Apple really messed this one up.  I know you iPhone, iPad and Mac users out there really like Facetime.  It means a lot in your business and family communications.  It’s built into all of those 3 devices I just mentioned.  You don’t need a separate Skype account for it to work.  Apple got this one right.  However, there is a hiccup.  A Facetime flaw was found in group Facetime calls that allowed you to be secretly recorded even if you don’t answer the call.  Cupertino — we have a problem!!   Apple is taking this so seriously that they have disabled the group Facetime feature until they can roll out a fix later this week.   Please be checking your iPhone once a day over the next week. I am expecting an update by the end of the week.   If you really want to be safe, you could turn off Facetime entirely as a short term precaution.    Settings >> Facetime >>  Flip the switch.  I won’t be doing that, but I don’t blame you if you want to.  Just be sure to turn it on the next time you want to do a Facetime chat with your brother in St. Louis. 

Browsers and Ad Blockers – Part 1

I wrote several Updates on ad blockers back in 2015 and 2016.  Those posts can be found on my blog theacronym.com by searching for the term “ad blocker”.   I have used an ad blocker in my browsers for at least 10 years.  I have used an ad blocker on my iPhone since they were allowed back in 2015.  I install ad blockers on nearly every single client computer I work on.  I think I have only been told one time to remove the ad blocker entirely.  (Hint: it may end up being a mistake.)  Of course, I show my clients how to turn off the ad blocker for a particular website should it be requested.   I described the notion of ad blocking as a dilemma we face as Internet users.  Much of the web that we use is free.  Those websites pay their bills with ads.  If everyone blocks ads, these sites can’t pay their bills.  They will either need to come up with new revenue models or cease to exist.  The vast majority of Internet users are not blocking ads, so you are in a rare group. 

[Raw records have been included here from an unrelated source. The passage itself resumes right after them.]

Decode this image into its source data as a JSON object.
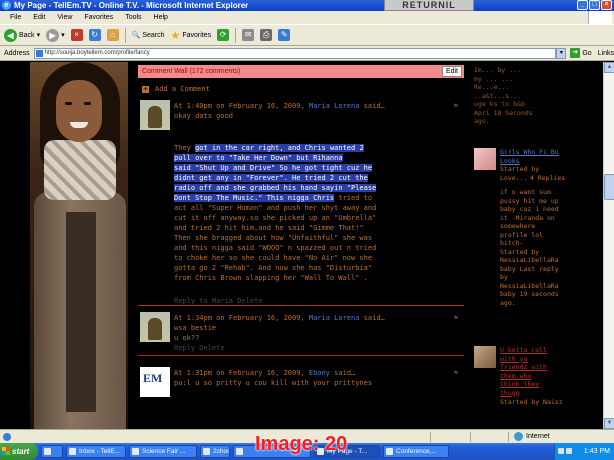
{
  "window": {
    "title": "My Page - TellEm.TV - Online T.V. - Microsoft Internet Explorer",
    "ad_button": "RETURNIL"
  },
  "menu": [
    "File",
    "Edit",
    "View",
    "Favorites",
    "Tools",
    "Help"
  ],
  "toolbar": {
    "back": "Back",
    "search": "Search",
    "favorites": "Favorites"
  },
  "address": {
    "label": "Address",
    "url": "http://soulja.boytellem.com/profile/fancy",
    "go": "Go",
    "links": "Links"
  },
  "wall": {
    "header": "Comment Wall (172 comments)",
    "edit": "Edit",
    "add_comment": "Add a Comment",
    "comments": [
      {
        "meta_prefix": "At 1:40pm on February 16, 2009,",
        "author": "Maria Lorena",
        "meta_suffix": "said…",
        "body": "okay dats good"
      },
      {
        "meta_prefix": "At 1:34pm on February 16, 2009,",
        "author": "Maria Lorena",
        "meta_suffix": "said…",
        "body": "wsa bestie\nu ok??",
        "actions": "Reply  Delete"
      },
      {
        "meta_prefix": "At 1:31pm on February 16, 2009,",
        "author": "Ebony",
        "meta_suffix": "said…",
        "body": "pu:l u so pritty u cou kill with your prittynes"
      }
    ],
    "story_lines": [
      [
        "They ",
        "got in the car right, and Chris wanted 2"
      ],
      [
        "",
        "pull over to \"Take Her Down\" but Rihanna"
      ],
      [
        "",
        "said \"Shut Up and Drive\" So he got tight cuz he"
      ],
      [
        "",
        "didnt get any in \"Forever\". He tried 2 cut the"
      ],
      [
        "",
        "radio off and she grabbed his hand sayin \"Please"
      ],
      [
        "",
        "Dont Stop The Music.\" This nigga Chris"
      ],
      [
        "act all \"Super Human\" and push her shyt away and",
        ""
      ],
      [
        "cut it off anyway.so she picked up an \"Umbrella\"",
        ""
      ],
      [
        "and tried 2 hit him,and he said \"Gimme That!\"",
        ""
      ],
      [
        "Then she bragged about how \"Unfaithful\" she was",
        ""
      ],
      [
        "and this nigga said \"WOOO\" n spazzed out n tried",
        ""
      ],
      [
        "to choke her so she could have \"No Air\" now she",
        ""
      ],
      [
        "gotta go 2 \"Rehab\". And now she has \"Disturbia\"",
        ""
      ],
      [
        "from Chris Brown slapping her \"Wall To Wall\" .",
        ""
      ]
    ],
    "story_tail": " tried to",
    "story_actions": "Reply to Maria   Delete"
  },
  "right_col": {
    "block1": "Im... by ...\nmy ... ...\nRe...e...\n..a&t...s...\nuge ks to b&b\nApri 18 Seconds\nago.",
    "block2_title": "Girls Who Fi Bu\nLooks",
    "block2_meta": "Started by\nLove...",
    "replies_label": "4 Replies",
    "block3": "if u want sum\npussy hit me up\nbaby cuz i need\nit -Miranda on\nsomewhere\nprofile lol\nbitch-\nStarted by\nNessiaLibellaRa\nbaby Last reply\nby\nNessiaLibellaRa\nbaby 19 seconds\nago.",
    "block4_title": "U betta roll\nwith ya\nfriendz with\nthem who\nthink they\nthugg",
    "block4_meta": "Started by Naisz"
  },
  "status": {
    "text": "",
    "zone": "Internet"
  },
  "taskbar": {
    "start": "start",
    "tasks": [
      "Inbox - TellE...",
      "Science Fair ...",
      "2choc...",
      "",
      "My Page - T...",
      "Conference,..."
    ],
    "clock": "1:43 PM"
  },
  "watermark": "Image: 20"
}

I don’t feel bad about blocking ads.  Why?  Many of my clients computers have been infected with annoying adware and malware due to bad ads.  Why are there bad ads?  Most website do not manage their ads.  They turn them over to a 3rd party service.  Every so often those ad networks do not properly screen the code behind particular ads or the websites they link to.  Your computer is adversely affected, likely resulting in an expensive service call to someone like me.   Either because I have to (ie. to watch a TV show on a network’s website) or because I want to support a particular site, I do unblock ads on a case by case basis.  I am less offended by websites that serve up their own ads and don’t rely on an outside company.  These sites are few and far between, unfortunately.  I am very willing to unblock these “1st party” ads. 

My go to ad blockers on the computer are Ad Block Plus or uBlock Origin, and I tend to favor the second one.  You likely have one of the 2 installed by me.  On iOS devices I like Ad Guard, though there are other choices.  For some clients, I have taken the notion of blocking one step further and gone with a “sledgehammer approach” blocking all advertising servers at the network level of the computer before they even get the the browser.   This may be the right call if you have had serious security problems due to ads in the past or are very averse to ads.  

Coming next week — Part 2  — How the most popular browser may try to limit your ability to block ads later this year.  Stay tuned.